DAILY NATION has a story on how Raila Odinga inherited the phobia that was generated for his father by the CIA and MI5.
As Kenya Kwanza stalwarts derisively ask Azimio leaders to go back to the streets, and as the Azimio leader opens a warfront with the US and the UK over their alleged silence in the wake human rights abuses, this script has eerie echoes in the cold war era
When he first emerged in July 1970, Raila Odinga, then 25 years old, had called a press conference in Nairobi, begging the Jomo Kenyatta government to release his father, Jaramogi Oginga Odinga, from detention. From then on, Odinga gradually became a constant face in Kenyan politics — first as the political son of Jaramogi — and later as his own man.
For 53 years, Odinga has challenged all five post-independence governments, fought for the expansion of the democratic space, earned critics and admirers in equal measure, building a massive following in the country and an equally ‘‘Railaphobic’’ community.
As Kijana Wamalwa would later remark, democracy in Kenya is a census on Railamania and Railaphobia.
Politicians and voters alike have been making decisions based on either adoration or fear of the son of Jaramogi. How we got here is a matter of history – and the fear of the Odinga family has not been limited to Raila.

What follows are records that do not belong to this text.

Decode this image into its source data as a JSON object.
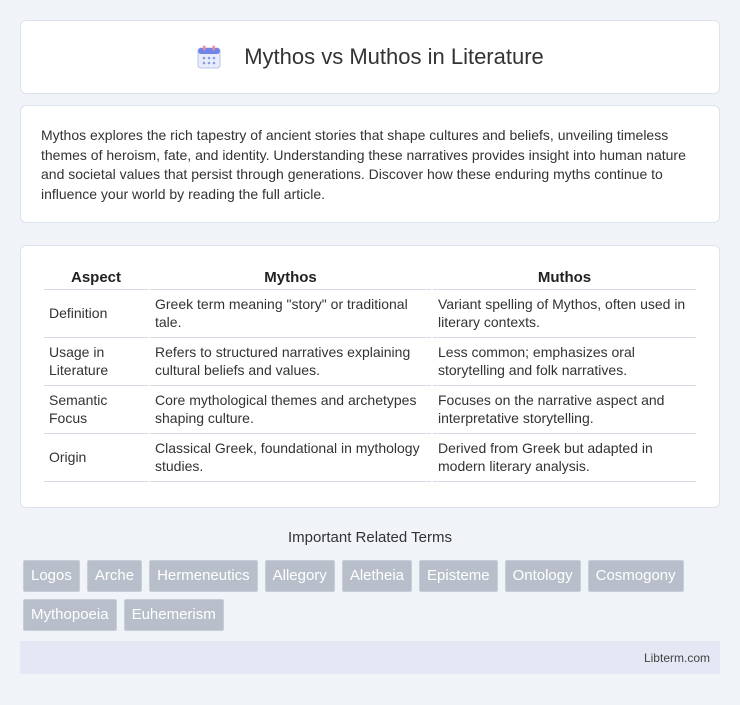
{
  "header": {
    "title": "Mythos vs Muthos in Literature",
    "icon": "calendar-icon"
  },
  "intro": {
    "text": "Mythos explores the rich tapestry of ancient stories that shape cultures and beliefs, unveiling timeless themes of heroism, fate, and identity. Understanding these narratives provides insight into human nature and societal values that persist through generations. Discover how these enduring myths continue to influence your world by reading the full article."
  },
  "table": {
    "headers": [
      "Aspect",
      "Mythos",
      "Muthos"
    ],
    "rows": [
      [
        "Definition",
        "Greek term meaning \"story\" or traditional tale.",
        "Variant spelling of Mythos, often used in literary contexts."
      ],
      [
        "Usage in Literature",
        "Refers to structured narratives explaining cultural beliefs and values.",
        "Less common; emphasizes oral storytelling and folk narratives."
      ],
      [
        "Semantic Focus",
        "Core mythological themes and archetypes shaping culture.",
        "Focuses on the narrative aspect and interpretative storytelling."
      ],
      [
        "Origin",
        "Classical Greek, foundational in mythology studies.",
        "Derived from Greek but adapted in modern literary analysis."
      ]
    ]
  },
  "related": {
    "title": "Important Related Terms",
    "tags": [
      "Logos",
      "Arche",
      "Hermeneutics",
      "Allegory",
      "Aletheia",
      "Episteme",
      "Ontology",
      "Cosmogony",
      "Mythopoeia",
      "Euhemerism"
    ]
  },
  "footer": {
    "text": "Libterm.com"
  }
}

In 1991, Gitobu Imanyara’s Nairobi Law Monthly accused Kanu leaders of suffering from Oginga ‘‘Odinga-phobia hence their attempts to root all forms of dissent to Odinga. And without knowing nor intending it, our leaders have converted Jaramogi Oginga Odinga into a cause’’.
Only keen readers of Kenya’s history and analysts of emerging archives on the Odinga family would appreciate how far Western intelligence contributed to the phobia. However, as more files pop up from the archives, we might finally have an accurate picture.

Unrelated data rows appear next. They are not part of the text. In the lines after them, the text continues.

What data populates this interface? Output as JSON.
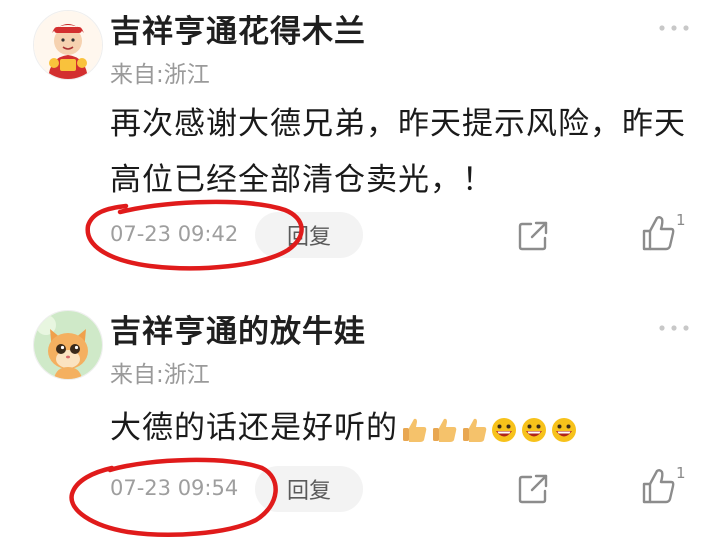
{
  "comments": [
    {
      "username": "吉祥亨通花得木兰",
      "location": "来自:浙江",
      "text": "再次感谢大德兄弟，昨天提示风险，昨天高位已经全部清仓卖光，！",
      "time": "07-23 09:42",
      "reply_label": "回复",
      "like_count": "1"
    },
    {
      "username": "吉祥亨通的放牛娃",
      "location": "来自:浙江",
      "text": "大德的话还是好听的",
      "emojis": [
        "thumbs-up",
        "thumbs-up",
        "thumbs-up",
        "grinning-face",
        "grinning-face",
        "grinning-face"
      ],
      "time": "07-23 09:54",
      "reply_label": "回复",
      "like_count": "1"
    }
  ],
  "colors": {
    "annotation_red": "#e01b1b",
    "meta_gray": "#9e9e9e",
    "reply_bg": "#f3f3f3"
  }
}
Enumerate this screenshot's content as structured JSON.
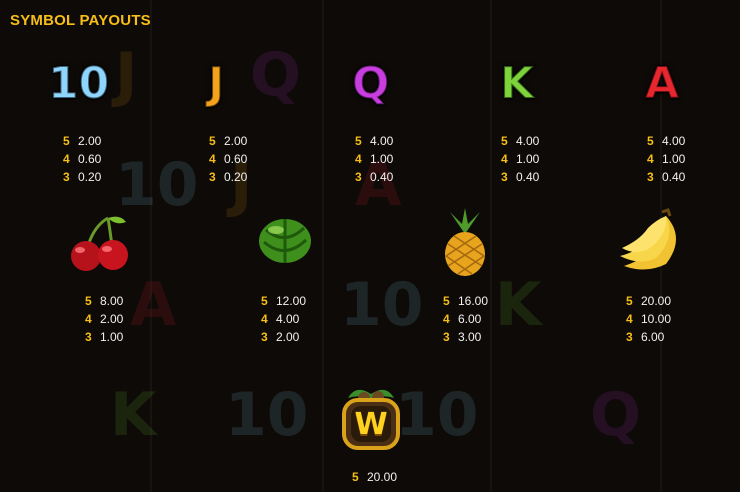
{
  "title": "SYMBOL PAYOUTS",
  "background_symbols": [
    "J",
    "Q",
    "10",
    "J",
    "A",
    "A",
    "10",
    "K",
    "K",
    "10",
    "10",
    "Q"
  ],
  "symbols": [
    {
      "name": "10",
      "label": "10",
      "color": "#8fd6ff",
      "payouts": [
        {
          "count": "5",
          "value": "2.00"
        },
        {
          "count": "4",
          "value": "0.60"
        },
        {
          "count": "3",
          "value": "0.20"
        }
      ]
    },
    {
      "name": "J",
      "label": "J",
      "color": "#f4a21b",
      "payouts": [
        {
          "count": "5",
          "value": "2.00"
        },
        {
          "count": "4",
          "value": "0.60"
        },
        {
          "count": "3",
          "value": "0.20"
        }
      ]
    },
    {
      "name": "Q",
      "label": "Q",
      "color": "#c83de0",
      "payouts": [
        {
          "count": "5",
          "value": "4.00"
        },
        {
          "count": "4",
          "value": "1.00"
        },
        {
          "count": "3",
          "value": "0.40"
        }
      ]
    },
    {
      "name": "K",
      "label": "K",
      "color": "#7dd43a",
      "payouts": [
        {
          "count": "5",
          "value": "4.00"
        },
        {
          "count": "4",
          "value": "1.00"
        },
        {
          "count": "3",
          "value": "0.40"
        }
      ]
    },
    {
      "name": "A",
      "label": "A",
      "color": "#e8262d",
      "payouts": [
        {
          "count": "5",
          "value": "4.00"
        },
        {
          "count": "4",
          "value": "1.00"
        },
        {
          "count": "3",
          "value": "0.40"
        }
      ]
    },
    {
      "name": "cherries",
      "payouts": [
        {
          "count": "5",
          "value": "8.00"
        },
        {
          "count": "4",
          "value": "2.00"
        },
        {
          "count": "3",
          "value": "1.00"
        }
      ]
    },
    {
      "name": "watermelon",
      "payouts": [
        {
          "count": "5",
          "value": "12.00"
        },
        {
          "count": "4",
          "value": "4.00"
        },
        {
          "count": "3",
          "value": "2.00"
        }
      ]
    },
    {
      "name": "pineapple",
      "payouts": [
        {
          "count": "5",
          "value": "16.00"
        },
        {
          "count": "4",
          "value": "6.00"
        },
        {
          "count": "3",
          "value": "3.00"
        }
      ]
    },
    {
      "name": "bananas",
      "payouts": [
        {
          "count": "5",
          "value": "20.00"
        },
        {
          "count": "4",
          "value": "10.00"
        },
        {
          "count": "3",
          "value": "6.00"
        }
      ]
    },
    {
      "name": "wild",
      "label": "W",
      "payouts": [
        {
          "count": "5",
          "value": "20.00"
        }
      ]
    }
  ]
}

Last year, the British released documents revealing that they had set up a Special Editorial Unit whose work was to engage in a smear campaign against Ja